CPMI quantitative review of correspondent banking data

Cross-border payments are vital for global trade and for migrants who send remittances home, yet they are generally slower, more expensive and more opaque than domestic payments. 

Most cross-border payments flow through the so-called "correspondent banking network" - a network that is reportedly shrinking and becoming more concentrated. 

What is correspondent banking?

In the context of cross-border payments, a "correspondent bank" provides local account and payment services for banks based abroad - collectively forming the correspondent banking network. Correspondent banks make their payments by sending SWIFT messages to one another that include instructions to debit or credit their accounts. Depending on which relationships are in place (ie where a bank has an account, and can therefore send a payment), several payments between different intermediary correspondent banks might be necessary for a single underlying transaction (a "payment chain").
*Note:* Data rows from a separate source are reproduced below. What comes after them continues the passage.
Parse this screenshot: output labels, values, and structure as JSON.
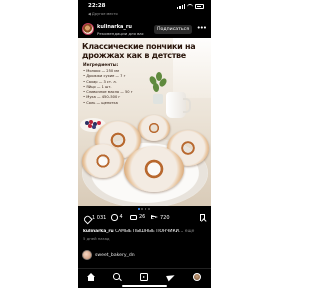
{
  "status_bar": {
    "time": "22:28",
    "back_link": "◀ Другое место"
  },
  "post": {
    "username": "kulinarka_ru",
    "subtitle": "Рекомендации для вас",
    "subscribe_label": "Подписаться",
    "image": {
      "title": "Классические пончики на дрожжах как в детстве",
      "ingredients_title": "Ингредиенты:",
      "ingredients": [
        "• Молоко — 250 мл",
        "• Дрожжи сухие — 7 г",
        "• Сахар — 3 ст. л.",
        "• Яйцо — 1 шт.",
        "• Сливочное масло — 50 г",
        "• Мука — 450–500 г",
        "• Соль — щепотка"
      ]
    },
    "likes": "1 031",
    "comments": "4",
    "reposts": "26",
    "shares": "720",
    "caption_user": "kulinarka_ru",
    "caption_text": "САМЫЕ ПЫШНЫЕ ПОНЧИКИ…",
    "caption_more": "ещё",
    "date": "5 дней назад"
  },
  "next_post": {
    "username": "sweet_bakery_dn"
  },
  "icons": {
    "like": "heart-icon",
    "comment": "comment-icon",
    "repost": "repost-icon",
    "share": "send-icon",
    "save": "bookmark-icon",
    "nav": [
      "home-icon",
      "search-icon",
      "reels-icon",
      "send-icon",
      "profile-avatar"
    ]
  },
  "colors": {
    "background": "#000000",
    "subscribe_button": "#2a2a2a",
    "carousel_active": "#3d8ef7"
  }
}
The data set published by the CPMI is made up of monthly payment message data, covering more than 200 jurisdictions. From these payment messages, "active correspondents" (ie banks that have sent or received at least one message in the year) and "active corridors" (ie a single-direction jurisdiction pair (eg the UK to France would be one corridor and France to the UK would be another) that processed at least one payment message in the year) can be identified. Payment chains cannot currently be identified. In the charts and tables provided, information on different regions, jurisdictions, and currencies is included.
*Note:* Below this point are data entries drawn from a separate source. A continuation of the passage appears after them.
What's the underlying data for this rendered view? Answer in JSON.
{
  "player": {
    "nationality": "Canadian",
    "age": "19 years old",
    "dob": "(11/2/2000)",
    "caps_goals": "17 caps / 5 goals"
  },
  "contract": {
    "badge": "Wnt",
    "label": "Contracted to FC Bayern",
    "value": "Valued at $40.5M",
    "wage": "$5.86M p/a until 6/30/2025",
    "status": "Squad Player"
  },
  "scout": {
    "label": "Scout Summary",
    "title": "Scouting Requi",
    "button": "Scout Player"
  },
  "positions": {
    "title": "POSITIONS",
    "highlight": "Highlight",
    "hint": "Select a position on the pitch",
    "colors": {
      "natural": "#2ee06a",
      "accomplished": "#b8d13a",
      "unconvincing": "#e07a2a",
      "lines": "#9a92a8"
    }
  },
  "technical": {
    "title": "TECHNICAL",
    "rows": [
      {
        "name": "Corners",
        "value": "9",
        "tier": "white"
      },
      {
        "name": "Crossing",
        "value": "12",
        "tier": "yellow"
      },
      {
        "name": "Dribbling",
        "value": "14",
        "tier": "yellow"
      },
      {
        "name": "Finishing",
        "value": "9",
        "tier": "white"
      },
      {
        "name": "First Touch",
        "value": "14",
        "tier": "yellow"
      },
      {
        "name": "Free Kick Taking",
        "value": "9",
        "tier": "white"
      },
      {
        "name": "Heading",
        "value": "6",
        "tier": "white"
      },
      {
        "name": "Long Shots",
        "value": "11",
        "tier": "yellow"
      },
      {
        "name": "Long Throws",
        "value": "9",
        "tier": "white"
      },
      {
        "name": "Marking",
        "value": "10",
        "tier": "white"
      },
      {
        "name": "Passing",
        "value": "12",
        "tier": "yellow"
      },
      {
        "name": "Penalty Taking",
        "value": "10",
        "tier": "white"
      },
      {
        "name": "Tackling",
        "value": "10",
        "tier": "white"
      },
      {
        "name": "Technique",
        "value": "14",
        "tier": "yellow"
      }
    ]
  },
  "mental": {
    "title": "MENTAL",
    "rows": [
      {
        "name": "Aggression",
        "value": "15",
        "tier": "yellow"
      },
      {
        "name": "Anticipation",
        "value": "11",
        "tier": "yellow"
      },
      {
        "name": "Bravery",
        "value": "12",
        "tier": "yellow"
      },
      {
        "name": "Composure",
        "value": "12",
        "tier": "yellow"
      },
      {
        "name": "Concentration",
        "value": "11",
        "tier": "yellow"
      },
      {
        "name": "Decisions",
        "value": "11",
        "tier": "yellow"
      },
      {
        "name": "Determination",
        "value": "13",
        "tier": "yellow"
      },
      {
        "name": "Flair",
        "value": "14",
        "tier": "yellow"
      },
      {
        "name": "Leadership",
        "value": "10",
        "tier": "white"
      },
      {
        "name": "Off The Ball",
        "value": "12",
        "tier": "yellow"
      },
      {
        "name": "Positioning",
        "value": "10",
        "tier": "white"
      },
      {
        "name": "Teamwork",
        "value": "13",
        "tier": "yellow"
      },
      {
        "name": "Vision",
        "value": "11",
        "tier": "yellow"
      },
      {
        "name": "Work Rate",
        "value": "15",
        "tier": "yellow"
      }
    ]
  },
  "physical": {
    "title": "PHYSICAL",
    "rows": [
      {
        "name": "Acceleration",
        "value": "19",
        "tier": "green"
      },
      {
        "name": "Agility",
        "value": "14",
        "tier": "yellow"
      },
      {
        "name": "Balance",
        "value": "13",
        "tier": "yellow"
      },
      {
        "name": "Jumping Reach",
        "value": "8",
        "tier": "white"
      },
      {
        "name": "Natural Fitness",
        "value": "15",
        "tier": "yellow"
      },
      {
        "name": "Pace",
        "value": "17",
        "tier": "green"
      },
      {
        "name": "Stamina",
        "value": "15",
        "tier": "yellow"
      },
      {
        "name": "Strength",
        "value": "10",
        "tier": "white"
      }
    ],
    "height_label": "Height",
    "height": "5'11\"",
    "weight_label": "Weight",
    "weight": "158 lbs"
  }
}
With the publication of the 2022 data, the CPMI and SWIFT have fulfilled their commitment to the Financial Stability Board to provide an annual quantitative review until 2023.